In the flesh, the new headstock décor does look classier. The black signature script is in strong contrast to the unfaced headstock, even though that black plastic truss rod cover still looks over-large.

The Santana has a slight neck pull strapped on, but it is far from unbalanced and feels a little compact.

With an all-over gloss natural finish (aside from the yellow-stained top), you can clearly see how the construction differs from the USA model. The neck is one-piece and is very clearly quarter-sawn, but the body appears to be three pieces with clean but off-centre joins, while the 'bevelled' maple top (again, three-piece with off-centre joins) is faced with a subtly flamed veneer, far less figured than you'd see on any USA model.

The glossed finish does appear thicker than the USA coating, too, but if you like your guitars box-fresh and shiny, you can't fault it. Fretwire is a little wider but flatter than the standard USA gauge, yet extremely well installed and polished to a slippery mirror sheen.

The 'old-school' solid bird inlays - so much a part of the PRS recipe - actually look quite vintage-like in their dark pearloid, and that final, ahem, 'bird' in front of the top fret indicates a full 24-fret complement (like the USA model), not the 22 of the previous SE Santana models. And along with its different shape, the Santana uses the shortest PRS scale of 622mm (24.5 inches) - as opposed to the main 635mm (25-inch) scale - again, just like the USA Santana model.

Another change to this new Santana is 
its pickups, which swap from the good- sounding, if slightly generic, 245 'buckers to open zebra-coiled SE Santana pickups (Korean-made replicas of those used on
the USA guitar). These are controlled by a simple three-way toggle with closely placed volume and tone with dark amber speed knobs. The triangular rear cavity apes the original.

Inside, we see a treble bleed cap on the volume and notice that - although there's no pull/push switch on the tone to activate any coil splits - the pickups have four conductors, so if you wanted that feature it'd be an easy enough aftermarket mod.

While we're round the back, the vibrato cavity has a coverplate (the USA model doesn't) that isn't recessed but has
a single open hole for string access. The unchamfered dark grey painted vibrato block appears to be steel and it's set as standard with four springs. Tuners and straps buttons are more generic than the PRS's USA spec, but at less than a quarter
of the price of the USA piece, do we care? Like all SEs, of course, it comes with a very rugged gigbag.

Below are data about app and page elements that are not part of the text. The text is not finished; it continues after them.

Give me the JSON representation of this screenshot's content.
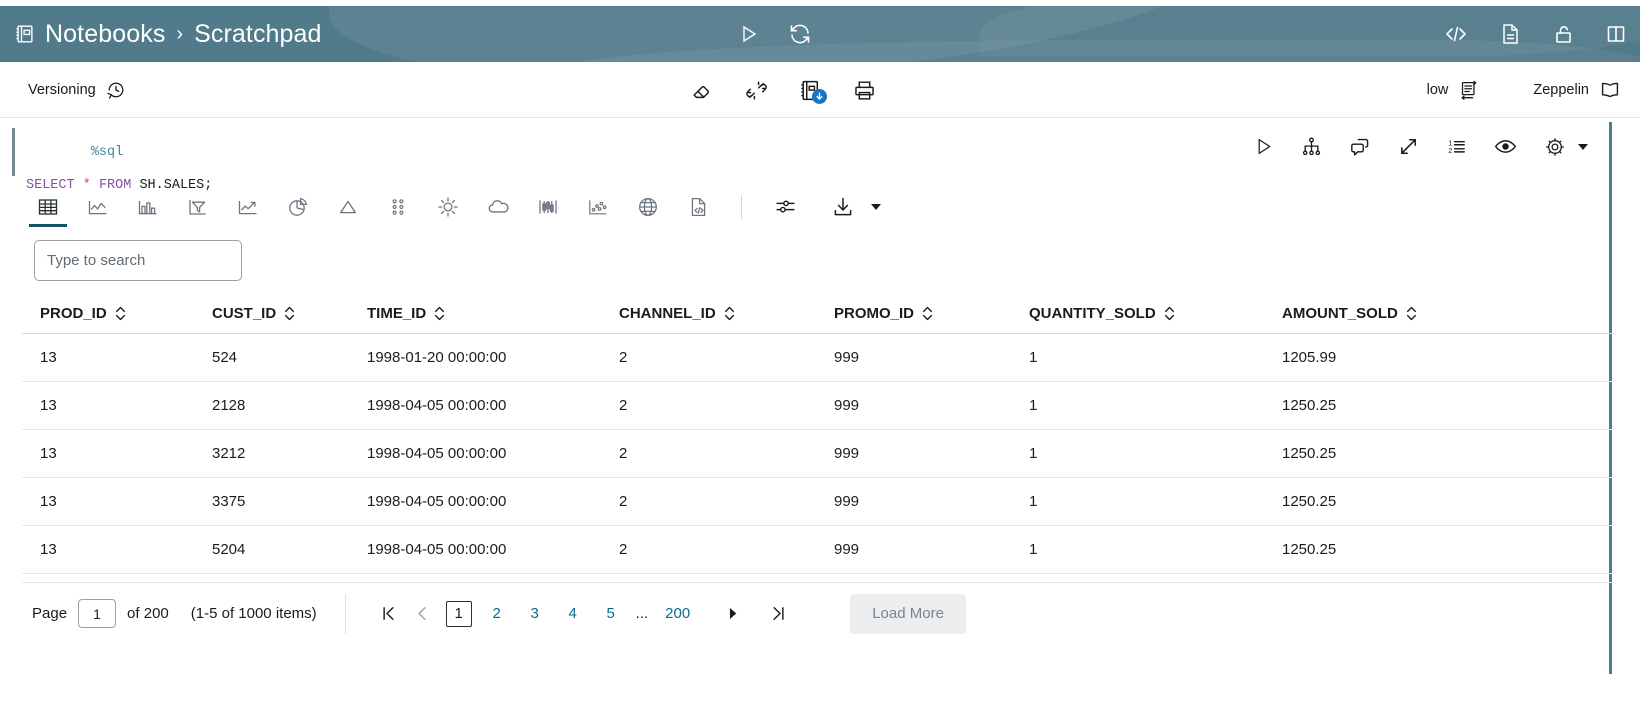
{
  "header": {
    "breadcrumb_root": "Notebooks",
    "breadcrumb_sep": "›",
    "breadcrumb_current": "Scratchpad",
    "notebook_icon": "notebook-icon",
    "center_actions": [
      {
        "name": "run-all-icon",
        "label": "Run All"
      },
      {
        "name": "refresh-icon",
        "label": "Refresh"
      }
    ],
    "right_actions": [
      {
        "name": "code-icon",
        "label": "Code"
      },
      {
        "name": "document-icon",
        "label": "Document"
      },
      {
        "name": "unlock-icon",
        "label": "Unlock"
      },
      {
        "name": "split-panel-icon",
        "label": "Split Panel"
      }
    ],
    "bar_color": "#517a8a"
  },
  "toolbar": {
    "versioning_label": "Versioning",
    "versioning_icon": "history-clock-icon",
    "center_actions": [
      {
        "name": "eraser-icon",
        "label": "Clear"
      },
      {
        "name": "disconnect-icon",
        "label": "Disconnect"
      },
      {
        "name": "notebook-download-icon",
        "label": "Save Notebook"
      },
      {
        "name": "print-icon",
        "label": "Print"
      }
    ],
    "mode_label": "low",
    "mode_icon": "text-wrap-icon",
    "engine_label": "Zeppelin",
    "engine_icon": "open-book-icon"
  },
  "editor": {
    "tokens": [
      {
        "text": "%sql",
        "type": "magic"
      },
      {
        "text": "SELECT",
        "type": "kw"
      },
      {
        "text": "*",
        "type": "op"
      },
      {
        "text": "FROM",
        "type": "kw"
      },
      {
        "text": "SH.SALES;",
        "type": "id"
      }
    ],
    "line1": "%sql",
    "line2_kw1": "SELECT",
    "line2_op": "*",
    "line2_kw2": "FROM",
    "line2_id": "SH.SALES;",
    "actions": [
      {
        "name": "run-paragraph-icon",
        "label": "Run"
      },
      {
        "name": "explain-plan-icon",
        "label": "Explain Plan"
      },
      {
        "name": "comment-icon",
        "label": "Comment"
      },
      {
        "name": "expand-icon",
        "label": "Expand"
      },
      {
        "name": "numbered-list-icon",
        "label": "Line Numbers"
      },
      {
        "name": "eye-icon",
        "label": "Show/Hide"
      },
      {
        "name": "gear-icon",
        "label": "Settings"
      }
    ]
  },
  "viz_toolbar": {
    "items": [
      {
        "name": "table-viz-icon",
        "label": "Table",
        "active": true
      },
      {
        "name": "line-chart-icon",
        "label": "Line",
        "active": false
      },
      {
        "name": "bar-chart-icon",
        "label": "Bar",
        "active": false
      },
      {
        "name": "funnel-chart-icon",
        "label": "Funnel",
        "active": false
      },
      {
        "name": "area-chart-icon",
        "label": "Area",
        "active": false
      },
      {
        "name": "pie-chart-icon",
        "label": "Pie",
        "active": false
      },
      {
        "name": "pyramid-chart-icon",
        "label": "Pyramid",
        "active": false
      },
      {
        "name": "dot-matrix-icon",
        "label": "Dot Matrix",
        "active": false
      },
      {
        "name": "sunburst-chart-icon",
        "label": "Sunburst",
        "active": false
      },
      {
        "name": "word-cloud-icon",
        "label": "Word Cloud",
        "active": false
      },
      {
        "name": "candlestick-chart-icon",
        "label": "Candlestick",
        "active": false
      },
      {
        "name": "scatter-chart-icon",
        "label": "Scatter",
        "active": false
      },
      {
        "name": "map-globe-icon",
        "label": "Map",
        "active": false
      },
      {
        "name": "raw-code-icon",
        "label": "Raw",
        "active": false
      }
    ],
    "settings_icon": "sliders-icon",
    "download_icon": "download-icon",
    "download_caret": "download-caret-icon"
  },
  "search": {
    "placeholder": "Type to search",
    "value": ""
  },
  "table": {
    "columns": [
      "PROD_ID",
      "CUST_ID",
      "TIME_ID",
      "CHANNEL_ID",
      "PROMO_ID",
      "QUANTITY_SOLD",
      "AMOUNT_SOLD"
    ],
    "rows": [
      [
        "13",
        "524",
        "1998-01-20 00:00:00",
        "2",
        "999",
        "1",
        "1205.99"
      ],
      [
        "13",
        "2128",
        "1998-04-05 00:00:00",
        "2",
        "999",
        "1",
        "1250.25"
      ],
      [
        "13",
        "3212",
        "1998-04-05 00:00:00",
        "2",
        "999",
        "1",
        "1250.25"
      ],
      [
        "13",
        "3375",
        "1998-04-05 00:00:00",
        "2",
        "999",
        "1",
        "1250.25"
      ],
      [
        "13",
        "5204",
        "1998-04-05 00:00:00",
        "2",
        "999",
        "1",
        "1250.25"
      ]
    ]
  },
  "pagination": {
    "page_label": "Page",
    "page_value": "1",
    "of_label": "of 200",
    "items_label": "(1-5 of 1000 items)",
    "first_icon": "first-page-icon",
    "prev_icon": "prev-page-icon",
    "next_icon": "next-page-icon",
    "last_icon": "last-page-icon",
    "pages": [
      "1",
      "2",
      "3",
      "4",
      "5"
    ],
    "ellipsis": "...",
    "last_page": "200",
    "current_page": "1",
    "load_more_label": "Load More",
    "link_color": "#0a6b8c"
  }
}
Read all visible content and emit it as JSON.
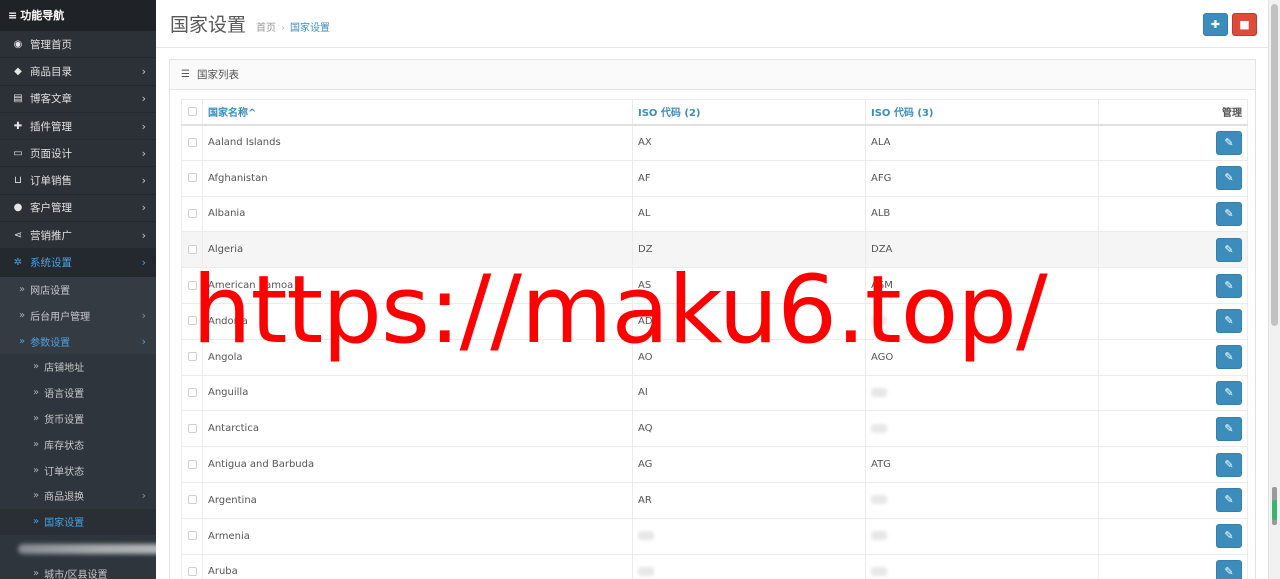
{
  "sidebar": {
    "title": "功能导航",
    "items": [
      {
        "label": "管理首页",
        "icon": "dashboard-icon",
        "glyph": "◉",
        "has_children": false
      },
      {
        "label": "商品目录",
        "icon": "tag-icon",
        "glyph": "◆",
        "has_children": true
      },
      {
        "label": "博客文章",
        "icon": "newspaper-icon",
        "glyph": "▤",
        "has_children": true
      },
      {
        "label": "插件管理",
        "icon": "puzzle-icon",
        "glyph": "✚",
        "has_children": true
      },
      {
        "label": "页面设计",
        "icon": "desktop-icon",
        "glyph": "▭",
        "has_children": true
      },
      {
        "label": "订单销售",
        "icon": "cart-icon",
        "glyph": "⊔",
        "has_children": true
      },
      {
        "label": "客户管理",
        "icon": "user-icon",
        "glyph": "●",
        "has_children": true
      },
      {
        "label": "营销推广",
        "icon": "share-icon",
        "glyph": "⋖",
        "has_children": true
      },
      {
        "label": "系统设置",
        "icon": "gear-icon",
        "glyph": "✲",
        "has_children": true
      }
    ],
    "system_sub": [
      {
        "label": "网店设置",
        "has_children": false
      },
      {
        "label": "后台用户管理",
        "has_children": true
      },
      {
        "label": "参数设置",
        "has_children": true
      }
    ],
    "param_sub": [
      {
        "label": "店铺地址",
        "has_children": false
      },
      {
        "label": "语言设置",
        "has_children": false
      },
      {
        "label": "货币设置",
        "has_children": false
      },
      {
        "label": "库存状态",
        "has_children": false
      },
      {
        "label": "订单状态",
        "has_children": false
      },
      {
        "label": "商品退换",
        "has_children": true
      },
      {
        "label": "国家设置",
        "has_children": false
      }
    ],
    "bottom_item": "城市/区县设置"
  },
  "header": {
    "title": "国家设置",
    "breadcrumb": [
      "首页",
      "国家设置"
    ],
    "add_icon": "plus-icon",
    "delete_icon": "trash-icon"
  },
  "panel": {
    "title": "国家列表",
    "icon": "list-icon"
  },
  "table": {
    "columns": [
      "国家名称",
      "ISO 代码 (2)",
      "ISO 代码 (3)",
      "管理"
    ],
    "sort_indicator": "^",
    "rows": [
      {
        "name": "Aaland Islands",
        "iso2": "AX",
        "iso3": "ALA"
      },
      {
        "name": "Afghanistan",
        "iso2": "AF",
        "iso3": "AFG"
      },
      {
        "name": "Albania",
        "iso2": "AL",
        "iso3": "ALB"
      },
      {
        "name": "Algeria",
        "iso2": "DZ",
        "iso3": "DZA"
      },
      {
        "name": "American Samoa",
        "iso2": "AS",
        "iso3": "ASM"
      },
      {
        "name": "Andorra",
        "iso2": "AD",
        "iso3": ""
      },
      {
        "name": "Angola",
        "iso2": "AO",
        "iso3": "AGO"
      },
      {
        "name": "Anguilla",
        "iso2": "AI",
        "iso3": ""
      },
      {
        "name": "Antarctica",
        "iso2": "AQ",
        "iso3": ""
      },
      {
        "name": "Antigua and Barbuda",
        "iso2": "AG",
        "iso3": "ATG"
      },
      {
        "name": "Argentina",
        "iso2": "AR",
        "iso3": ""
      },
      {
        "name": "Armenia",
        "iso2": "",
        "iso3": ""
      },
      {
        "name": "Aruba",
        "iso2": "",
        "iso3": ""
      }
    ]
  },
  "watermark": "https://maku6.top/",
  "colors": {
    "accent": "#3c8dbc",
    "danger": "#dd4b39",
    "sidebar_bg": "#2c3138",
    "watermark": "#ff0000"
  }
}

The Santana has a slight neck pull strapped on, but it is far from unbalanced and feels a little compact. The unplugged response of the Santana is very similar to the recently-reviewed Custom and the neck feels subtly, but noticeably, fatter in the hand.

The Santana's voice is different from the Custom right from 
the off with the bridge pickup hitting our amp hard. Switching to a dirtier amp voice, there's plenty of Santana-esque mid-focus, a very sight 'cocked wah' tonality that sounds fat and fruity.

It's less of a favourite for cleaner voices, lacking a little fluidity, whereas both the McCarty and to a lesser extent the SE Custom sound very creamy and more musical. In a more gained environment, though, like we said, there's a lot to like about the vibe, feel and sound of this one.

The Santana certainly has its own vibe, and for fruitier, gained sounds it has a strong voice, although coil-splits would be a welcome addition and would definitely increase your options.

This guitar is also a great platform for those of us who like to add our 
own DIY mods: from simple coil-split additions or more fundamental pickup swaps or tuner upgrades, there is considerable potential.

Dave Burrluck

Dave Burrluck is one of the world’s most experienced guitar journalists, who started writing back in the '80s for International Musician and Recording World, co-founded The Guitar Magazine and has been the Gear Reviews Editor of Guitarist magazine for the past two decades. Along the way, Dave has been the sole author of The PRS Guitar Book and The Player's Guide to Guitar Maintenance as well as contributing to numerous other books on the electric guitar. Dave is an active gigging and recording musician and still finds time to make, repair and mod guitars, not least for Guitarist’s The Mod Squad.